    “This I believe with all my heart.”

  34. Reblogged this on Wisdom Distillery and commented:
    There’s so much bad news out there that it’s getting increasingly difficult for me to be positive. But Sarah Hoyt reminds me that it may still come out ok.

  35. I’m uncertain as to whether or not we have enough of a unified culture to speak of “the people” as a singular entity. Now, I will grant that I am relatively young, but even in my own lifetime I have seen a marked decline in the unity of the Republic. This worries me much more than the political class which has, as you pointed out, been farcical and corrupt for a far longer period of time.

    All too many people don’t desire to be Americans any longer. Oh, they want to reside here, and profit from us. But they don’t want to BE us. This isn’t just an immigration thing, either — for many Americans born into this country share a disdain, even an outright hatred, for it. Others are less activist in their orientation, but are ashamed of America nonetheless. This is partly because the Left has long dominated media, education, and cultural outlets, harping constantly on how evil America is, emphasizing her sins and failures instead of her successes and achievements.

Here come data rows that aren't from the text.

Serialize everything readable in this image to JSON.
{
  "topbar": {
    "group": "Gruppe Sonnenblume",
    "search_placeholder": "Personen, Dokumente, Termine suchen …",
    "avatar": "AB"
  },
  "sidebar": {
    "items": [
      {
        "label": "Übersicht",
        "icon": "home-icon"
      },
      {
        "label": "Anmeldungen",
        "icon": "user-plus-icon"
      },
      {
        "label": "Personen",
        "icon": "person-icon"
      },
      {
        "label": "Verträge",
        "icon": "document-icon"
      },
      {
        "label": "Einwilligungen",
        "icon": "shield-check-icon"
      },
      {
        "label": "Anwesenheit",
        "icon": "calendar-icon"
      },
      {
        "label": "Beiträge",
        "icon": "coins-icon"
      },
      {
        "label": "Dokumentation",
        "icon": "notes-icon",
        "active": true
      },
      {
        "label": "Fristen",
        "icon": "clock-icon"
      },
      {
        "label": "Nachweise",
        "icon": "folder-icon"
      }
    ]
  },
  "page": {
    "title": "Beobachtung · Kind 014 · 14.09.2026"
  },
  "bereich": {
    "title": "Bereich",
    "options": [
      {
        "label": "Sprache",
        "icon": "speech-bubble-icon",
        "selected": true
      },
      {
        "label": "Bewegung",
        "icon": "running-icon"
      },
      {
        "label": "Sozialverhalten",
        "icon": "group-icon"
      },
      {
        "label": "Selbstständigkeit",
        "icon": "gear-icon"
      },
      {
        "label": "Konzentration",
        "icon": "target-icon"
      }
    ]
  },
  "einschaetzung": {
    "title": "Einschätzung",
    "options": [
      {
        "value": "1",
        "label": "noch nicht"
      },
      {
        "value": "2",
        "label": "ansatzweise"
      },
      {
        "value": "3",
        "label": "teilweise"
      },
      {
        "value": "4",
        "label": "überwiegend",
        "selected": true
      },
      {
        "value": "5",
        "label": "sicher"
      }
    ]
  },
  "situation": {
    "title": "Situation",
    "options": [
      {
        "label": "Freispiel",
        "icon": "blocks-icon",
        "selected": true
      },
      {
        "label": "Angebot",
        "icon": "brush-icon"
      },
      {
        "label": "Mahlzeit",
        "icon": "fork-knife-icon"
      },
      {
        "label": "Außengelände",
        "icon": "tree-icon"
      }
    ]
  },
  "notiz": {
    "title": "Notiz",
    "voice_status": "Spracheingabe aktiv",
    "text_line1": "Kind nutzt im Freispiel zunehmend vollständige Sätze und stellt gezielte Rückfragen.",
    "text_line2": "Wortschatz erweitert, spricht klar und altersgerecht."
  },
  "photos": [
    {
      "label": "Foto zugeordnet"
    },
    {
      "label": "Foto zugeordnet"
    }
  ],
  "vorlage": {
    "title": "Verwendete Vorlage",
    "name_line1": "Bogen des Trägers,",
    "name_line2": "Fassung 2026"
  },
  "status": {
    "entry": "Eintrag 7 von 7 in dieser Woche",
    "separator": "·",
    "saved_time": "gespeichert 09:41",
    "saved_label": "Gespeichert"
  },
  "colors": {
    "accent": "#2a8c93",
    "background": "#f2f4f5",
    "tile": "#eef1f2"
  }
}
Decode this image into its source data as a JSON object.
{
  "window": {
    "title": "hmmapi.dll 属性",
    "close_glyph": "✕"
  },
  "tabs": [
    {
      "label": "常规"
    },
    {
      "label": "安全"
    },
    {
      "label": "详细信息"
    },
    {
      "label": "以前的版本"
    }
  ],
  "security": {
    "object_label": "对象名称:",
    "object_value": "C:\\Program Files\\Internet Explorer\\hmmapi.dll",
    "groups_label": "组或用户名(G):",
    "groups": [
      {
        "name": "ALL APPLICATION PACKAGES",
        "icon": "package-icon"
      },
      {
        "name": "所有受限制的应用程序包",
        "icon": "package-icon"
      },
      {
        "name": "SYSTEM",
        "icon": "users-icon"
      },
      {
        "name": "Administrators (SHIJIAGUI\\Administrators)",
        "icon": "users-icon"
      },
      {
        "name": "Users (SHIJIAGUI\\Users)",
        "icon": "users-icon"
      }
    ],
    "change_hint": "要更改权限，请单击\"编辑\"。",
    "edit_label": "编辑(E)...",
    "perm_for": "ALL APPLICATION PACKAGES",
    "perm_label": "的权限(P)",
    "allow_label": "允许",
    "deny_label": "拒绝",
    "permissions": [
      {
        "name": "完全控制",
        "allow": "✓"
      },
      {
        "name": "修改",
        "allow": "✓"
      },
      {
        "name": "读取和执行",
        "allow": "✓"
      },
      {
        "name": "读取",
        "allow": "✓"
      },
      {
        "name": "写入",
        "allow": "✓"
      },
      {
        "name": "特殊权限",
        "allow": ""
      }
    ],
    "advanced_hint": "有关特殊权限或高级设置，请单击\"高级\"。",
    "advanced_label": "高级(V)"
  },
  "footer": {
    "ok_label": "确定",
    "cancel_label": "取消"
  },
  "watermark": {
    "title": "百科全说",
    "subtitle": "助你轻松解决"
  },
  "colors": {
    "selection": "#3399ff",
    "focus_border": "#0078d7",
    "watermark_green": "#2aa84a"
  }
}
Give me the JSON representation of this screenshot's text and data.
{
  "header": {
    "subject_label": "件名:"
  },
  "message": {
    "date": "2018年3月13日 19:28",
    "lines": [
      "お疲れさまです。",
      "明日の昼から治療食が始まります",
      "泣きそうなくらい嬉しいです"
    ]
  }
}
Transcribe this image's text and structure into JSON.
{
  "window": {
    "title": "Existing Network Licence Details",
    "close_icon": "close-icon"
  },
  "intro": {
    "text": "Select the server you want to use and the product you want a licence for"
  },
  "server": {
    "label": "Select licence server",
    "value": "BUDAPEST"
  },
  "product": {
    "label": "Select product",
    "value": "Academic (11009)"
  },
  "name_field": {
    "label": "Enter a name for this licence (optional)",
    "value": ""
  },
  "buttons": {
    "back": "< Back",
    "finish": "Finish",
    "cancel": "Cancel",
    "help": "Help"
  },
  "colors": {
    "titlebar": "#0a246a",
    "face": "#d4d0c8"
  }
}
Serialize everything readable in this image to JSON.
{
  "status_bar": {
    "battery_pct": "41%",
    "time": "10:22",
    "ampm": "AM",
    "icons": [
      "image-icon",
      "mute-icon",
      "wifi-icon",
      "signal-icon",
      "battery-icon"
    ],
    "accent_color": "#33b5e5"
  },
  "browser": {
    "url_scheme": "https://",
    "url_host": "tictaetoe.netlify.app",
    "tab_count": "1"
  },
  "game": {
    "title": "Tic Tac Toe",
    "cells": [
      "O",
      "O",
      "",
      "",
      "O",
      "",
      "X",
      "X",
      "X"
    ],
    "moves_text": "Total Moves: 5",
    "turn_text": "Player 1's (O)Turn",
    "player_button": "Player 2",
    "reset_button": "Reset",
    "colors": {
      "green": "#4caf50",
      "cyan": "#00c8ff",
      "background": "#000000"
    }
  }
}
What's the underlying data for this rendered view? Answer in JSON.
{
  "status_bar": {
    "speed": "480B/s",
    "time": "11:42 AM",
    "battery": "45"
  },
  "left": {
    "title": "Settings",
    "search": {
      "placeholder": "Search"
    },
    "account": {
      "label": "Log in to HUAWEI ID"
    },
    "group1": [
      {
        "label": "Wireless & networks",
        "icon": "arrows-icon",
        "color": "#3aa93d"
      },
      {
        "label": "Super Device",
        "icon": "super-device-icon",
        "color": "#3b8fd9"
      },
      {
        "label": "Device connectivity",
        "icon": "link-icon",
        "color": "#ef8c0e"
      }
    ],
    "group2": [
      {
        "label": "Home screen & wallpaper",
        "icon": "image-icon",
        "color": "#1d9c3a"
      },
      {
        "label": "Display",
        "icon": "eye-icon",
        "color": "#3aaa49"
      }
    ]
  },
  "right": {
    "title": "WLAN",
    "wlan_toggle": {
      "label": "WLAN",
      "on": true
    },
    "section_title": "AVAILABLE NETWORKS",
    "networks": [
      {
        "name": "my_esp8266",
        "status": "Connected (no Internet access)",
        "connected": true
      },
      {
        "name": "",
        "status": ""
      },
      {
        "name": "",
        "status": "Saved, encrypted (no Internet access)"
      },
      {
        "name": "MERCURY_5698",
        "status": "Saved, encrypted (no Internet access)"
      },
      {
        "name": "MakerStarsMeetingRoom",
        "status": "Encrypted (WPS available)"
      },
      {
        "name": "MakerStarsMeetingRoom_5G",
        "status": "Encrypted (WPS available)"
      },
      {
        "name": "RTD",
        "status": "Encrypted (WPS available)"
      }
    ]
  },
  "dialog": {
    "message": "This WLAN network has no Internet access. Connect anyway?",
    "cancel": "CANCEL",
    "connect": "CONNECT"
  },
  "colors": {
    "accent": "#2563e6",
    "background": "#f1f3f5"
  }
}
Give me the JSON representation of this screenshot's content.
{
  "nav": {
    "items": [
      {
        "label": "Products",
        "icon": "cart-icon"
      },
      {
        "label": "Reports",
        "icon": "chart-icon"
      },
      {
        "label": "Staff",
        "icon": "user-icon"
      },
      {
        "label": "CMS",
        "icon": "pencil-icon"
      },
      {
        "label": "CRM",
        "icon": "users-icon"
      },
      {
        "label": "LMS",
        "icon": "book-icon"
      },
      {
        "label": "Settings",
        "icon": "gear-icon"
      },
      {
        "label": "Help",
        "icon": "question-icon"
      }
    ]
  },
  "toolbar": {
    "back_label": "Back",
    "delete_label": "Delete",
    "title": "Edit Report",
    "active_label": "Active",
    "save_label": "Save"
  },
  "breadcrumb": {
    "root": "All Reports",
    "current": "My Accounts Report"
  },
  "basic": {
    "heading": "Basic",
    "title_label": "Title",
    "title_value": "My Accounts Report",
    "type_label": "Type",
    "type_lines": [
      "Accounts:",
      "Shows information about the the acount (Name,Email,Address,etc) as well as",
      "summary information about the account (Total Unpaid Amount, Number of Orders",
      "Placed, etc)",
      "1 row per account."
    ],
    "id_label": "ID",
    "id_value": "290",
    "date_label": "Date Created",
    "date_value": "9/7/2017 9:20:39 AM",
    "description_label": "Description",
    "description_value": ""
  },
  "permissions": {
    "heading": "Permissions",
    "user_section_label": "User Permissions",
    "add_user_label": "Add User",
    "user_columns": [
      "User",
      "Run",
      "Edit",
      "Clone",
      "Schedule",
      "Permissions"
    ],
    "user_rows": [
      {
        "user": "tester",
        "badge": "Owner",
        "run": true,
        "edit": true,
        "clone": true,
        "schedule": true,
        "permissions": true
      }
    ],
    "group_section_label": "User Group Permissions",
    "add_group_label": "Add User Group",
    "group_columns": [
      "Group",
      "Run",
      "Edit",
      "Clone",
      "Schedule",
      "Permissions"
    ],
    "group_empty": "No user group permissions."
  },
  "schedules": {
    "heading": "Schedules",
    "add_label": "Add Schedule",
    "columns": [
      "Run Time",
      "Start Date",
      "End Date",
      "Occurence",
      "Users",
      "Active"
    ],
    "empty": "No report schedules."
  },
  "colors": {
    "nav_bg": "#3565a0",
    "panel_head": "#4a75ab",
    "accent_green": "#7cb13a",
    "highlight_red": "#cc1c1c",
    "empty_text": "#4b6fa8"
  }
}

    Government corruption is as near to inevitability as any set of human actions can be. And perhaps the people are not so bad off as I sometimes fear (you know my cynicism with regards to this), but the cultural control of the Left categorically MUST be broken, or it WILL destroy America. That is the doom I fear. We can survive a thousand bad Presidents, but can we afford another decade or two of cultural subversion? I doubt it.

    • National unity is an imaginary thing. It only existed for a couple of days after 9/11. And I suppose after Pearl Harbor. It was just this bad back in the 70s. Or worse.